As a daughter, a mother and a "wanna be" grandmother, Mother's Day means something more to me than just another corporate created occasion to send a greeting card. Mother's Day has a somewhat convoluted history and owes it's inception to a number of women who, over several generations and in several geographic locations, originally established the concept of a "special day" for mothers everywhere to come together to variously remember their children, promote peace, work toward women's rights, fight family poverty, show appreciation and gratitude toward one's own mother and celebrate the timeless bonds of motherhood.

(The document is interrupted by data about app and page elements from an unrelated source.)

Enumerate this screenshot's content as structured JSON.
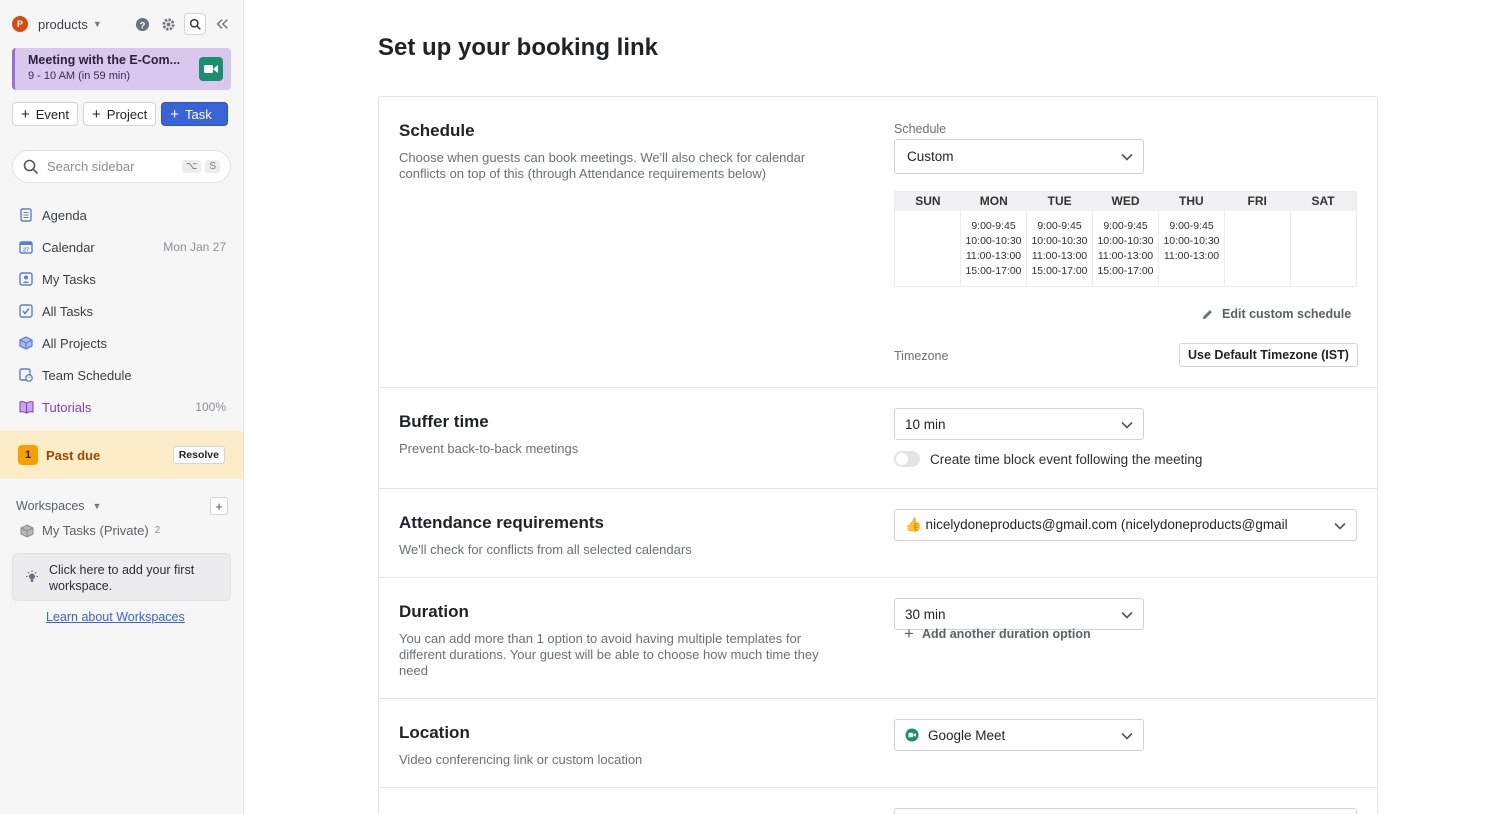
{
  "sidebar": {
    "workspace": {
      "initial": "P",
      "name": "products"
    },
    "meeting": {
      "title": "Meeting with the E-Com...",
      "time": "9 - 10 AM (in 59 min)"
    },
    "create": {
      "event": "Event",
      "project": "Project",
      "task": "Task"
    },
    "search": {
      "placeholder": "Search sidebar",
      "shortcut_a": "⌥",
      "shortcut_b": "S"
    },
    "nav": [
      {
        "label": "Agenda",
        "meta": ""
      },
      {
        "label": "Calendar",
        "meta": "Mon Jan 27"
      },
      {
        "label": "My Tasks",
        "meta": ""
      },
      {
        "label": "All Tasks",
        "meta": ""
      },
      {
        "label": "All Projects",
        "meta": ""
      },
      {
        "label": "Team Schedule",
        "meta": ""
      },
      {
        "label": "Tutorials",
        "meta": "100%"
      }
    ],
    "past_due": {
      "count": "1",
      "label": "Past due",
      "action": "Resolve"
    },
    "workspaces": {
      "header": "Workspaces",
      "private_label": "My Tasks (Private)",
      "private_count": "2",
      "tip": "Click here to add your first workspace.",
      "learn_link": "Learn about Workspaces"
    }
  },
  "main": {
    "title": "Set up your booking link",
    "schedule": {
      "title": "Schedule",
      "desc": "Choose when guests can book meetings. We'll also check for calendar conflicts on top of this (through Attendance requirements below)",
      "field_label": "Schedule",
      "value": "Custom",
      "days": [
        "SUN",
        "MON",
        "TUE",
        "WED",
        "THU",
        "FRI",
        "SAT"
      ],
      "slots": {
        "sun": [],
        "mon": [
          "9:00-9:45",
          "10:00-10:30",
          "11:00-13:00",
          "15:00-17:00"
        ],
        "tue": [
          "9:00-9:45",
          "10:00-10:30",
          "11:00-13:00",
          "15:00-17:00"
        ],
        "wed": [
          "9:00-9:45",
          "10:00-10:30",
          "11:00-13:00",
          "15:00-17:00"
        ],
        "thu": [
          "9:00-9:45",
          "10:00-10:30",
          "11:00-13:00"
        ],
        "fri": [],
        "sat": []
      },
      "edit_label": "Edit custom schedule",
      "timezone_label": "Timezone",
      "timezone_button": "Use Default Timezone (IST)"
    },
    "buffer": {
      "title": "Buffer time",
      "desc": "Prevent back-to-back meetings",
      "value": "10 min",
      "toggle_label": "Create time block event following the meeting",
      "toggle_on": false
    },
    "attendance": {
      "title": "Attendance requirements",
      "desc": "We'll check for conflicts from all selected calendars",
      "value": "👍 nicelydoneproducts@gmail.com (nicelydoneproducts@gmail"
    },
    "duration": {
      "title": "Duration",
      "desc": "You can add more than 1 option to avoid having multiple templates for different durations. Your guest will be able to choose how much time they need",
      "value": "30 min",
      "add_label": "Add another duration option"
    },
    "location": {
      "title": "Location",
      "desc": "Video conferencing link or custom location",
      "value": "Google Meet"
    }
  },
  "colors": {
    "primary": "#3b63d8",
    "meeting_bg": "#d9c7ee",
    "meet_icon": "#1a8f6e",
    "past_due_bg": "#fdecc8",
    "tutorials": "#7b3fc4"
  }
}
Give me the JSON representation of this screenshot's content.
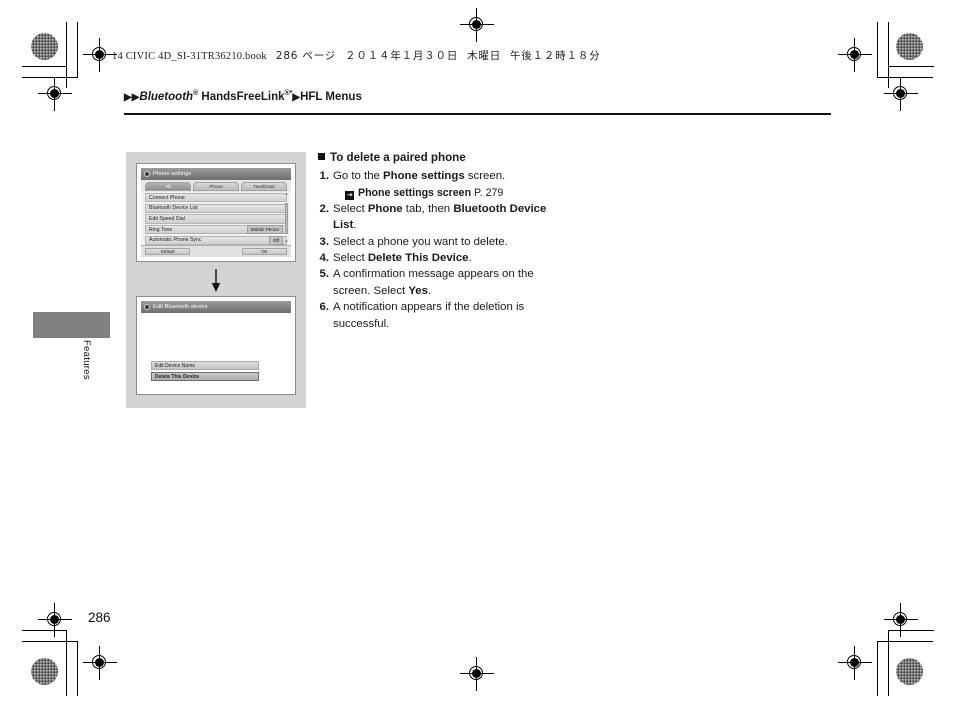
{
  "slug": {
    "book": "14 CIVIC 4D_SI-31TR36210.book",
    "page_label": "286 ページ",
    "date": "２０１４年１月３０日",
    "weekday": "木曜日",
    "time": "午後１２時１８分"
  },
  "breadcrumb": {
    "arrow1": "▶▶",
    "item1": "Bluetooth",
    "item1_sup": "®",
    "item2": "HandsFreeLink",
    "item2_sup": "®*",
    "arrow2": "▶",
    "item3": "HFL Menus"
  },
  "side_tab": {
    "label": "Features"
  },
  "section": {
    "heading": "To delete a paired phone",
    "steps": [
      {
        "num": "1.",
        "parts": [
          {
            "t": "Go to the ",
            "b": false
          },
          {
            "t": "Phone settings",
            "b": true
          },
          {
            "t": " screen.",
            "b": false
          }
        ]
      },
      {
        "num": "2.",
        "parts": [
          {
            "t": "Select ",
            "b": false
          },
          {
            "t": "Phone",
            "b": true
          },
          {
            "t": " tab, then ",
            "b": false
          },
          {
            "t": "Bluetooth Device List",
            "b": true
          },
          {
            "t": ".",
            "b": false
          }
        ]
      },
      {
        "num": "3.",
        "parts": [
          {
            "t": "Select a phone you want to delete.",
            "b": false
          }
        ]
      },
      {
        "num": "4.",
        "parts": [
          {
            "t": "Select ",
            "b": false
          },
          {
            "t": "Delete This Device",
            "b": true
          },
          {
            "t": ".",
            "b": false
          }
        ]
      },
      {
        "num": "5.",
        "parts": [
          {
            "t": "A confirmation message appears on the screen. Select ",
            "b": false
          },
          {
            "t": "Yes",
            "b": true
          },
          {
            "t": ".",
            "b": false
          }
        ]
      },
      {
        "num": "6.",
        "parts": [
          {
            "t": "A notification appears if the deletion is successful.",
            "b": false
          }
        ]
      }
    ],
    "reference": {
      "icon": "⇥",
      "label": "Phone settings screen",
      "page": "P. 279"
    }
  },
  "screens": [
    {
      "title": "Phone settings",
      "tabs": [
        {
          "label": "All",
          "selected": true
        },
        {
          "label": "Phone",
          "selected": false
        },
        {
          "label": "Text/Email",
          "selected": false
        }
      ],
      "rows": [
        {
          "label": "Connect Phone",
          "value": ""
        },
        {
          "label": "Bluetooth Device List",
          "value": ""
        },
        {
          "label": "Edit Speed Dial",
          "value": ""
        },
        {
          "label": "Ring Tone",
          "value": "Mobile Phone"
        },
        {
          "label": "Automatic Phone Sync",
          "value": "Off"
        }
      ],
      "scroll_up": "⌃",
      "scroll_down": "⌄",
      "buttons": [
        {
          "label": "Default"
        },
        {
          "label": "OK"
        }
      ]
    },
    {
      "title": "Edit Bluetooth device",
      "items": [
        {
          "label": "Edit Device Name",
          "highlighted": false
        },
        {
          "label": "Delete This Device",
          "highlighted": true
        }
      ]
    }
  ],
  "page_number": "286"
}
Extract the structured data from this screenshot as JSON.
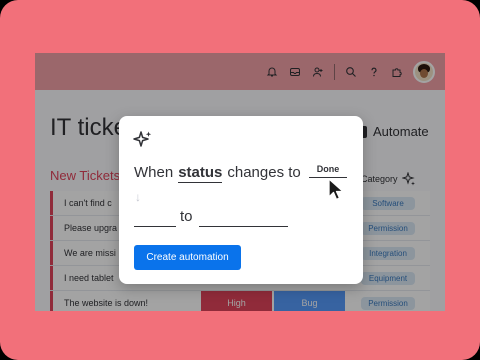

Although many of us may not recognize the original intentions of early Mother's Day concepts in today's commercialized version, we have only to look toward our own mothers — and mothers all around the world — to see that the real reasons for celebrating Mother's Day have not changed. Mothers provide constant care for their children, they work to support them, they fight to protect them, they delight in their accomplishments, they strive to provide a better world for them. And it is my experience and strong conviction that, by and large, they do this not only for their own children, but for all the children of the world and that one does not necessarily have ever to have given birth to provide the mothering the world so desperately needs.

The old adage has it that, "A Mother's Work is Never Done" and I believe this is true. We have such high ideals, expectations and hopes for what our mothers will provide. Once you are a mother, you are a mother forever. Given all they do for their individual children, and collectively for the world, mothers certainly do have a lot to answer for and for that reason I am delighted to take this opportunty to be grateful for, and appreciative of, all that my own mother, and mothers everywhere, have done for me. So in celebration of women yesterday, today and tomorrow, I wish everyone a Happy Mother's Day!

April 22, 2011


In recognition of Earth Day, a revisit of CHLOROPHYLIA, a piece created entirely from trash in celebration of chlorophyll — that magical, mystical material that works with sun, water and soil to make our planet green. Photosynthesis rocks my world!
CHLOROPHYLIA — Recycled slumped glass base with recovered dishware and vintage china with 22K gold trim; vintage recovered brooch; tempered glass salvaged from auto wrecking yard; fresh water pearls; iridescent glass paint; sanded and non-sanded grout.

My inspiration was the green vintage flower brooch on the corner, which was found in a bag of old jewelry. Using that as a beginning, I set out to make a piece that would convey the magic of chlorophyll as the life blood of green plants. The flowing tempered glass (from broken automobile windows) represents water flowing through the system and the dyed freshwater pearls (gathered from a broken necklace I found at a garage sale) are meant suggest chloroplasts, the cells responsible for photosynthesis. The vintage china with 22K gold trim is a reminder of the value of plants to keeping our environment "green".

April 6, 2011


The International Auction of Mosaic Art to Benefit Doctors Without borders / Médecins Sans Frontières is currently underway! View 127 amazing and diverse works of art created and donated by more than 100 mosaic artists from around the world. DWB/MSF is a truly remarkable organization and well deserving of our support so if you love art, this is a great opportunity to own an original piece and "do good". Click here to go directly to the auction site and behold all the wonderful works created in honor of the wonderful work that DWB/MSF does. Thank you and happy bidding!

A TREE FOR ALL SEASONS - my donation to the International Auction to Benefit Doctors Without Borders. For more details on the materials and meaning behind the design, please click here.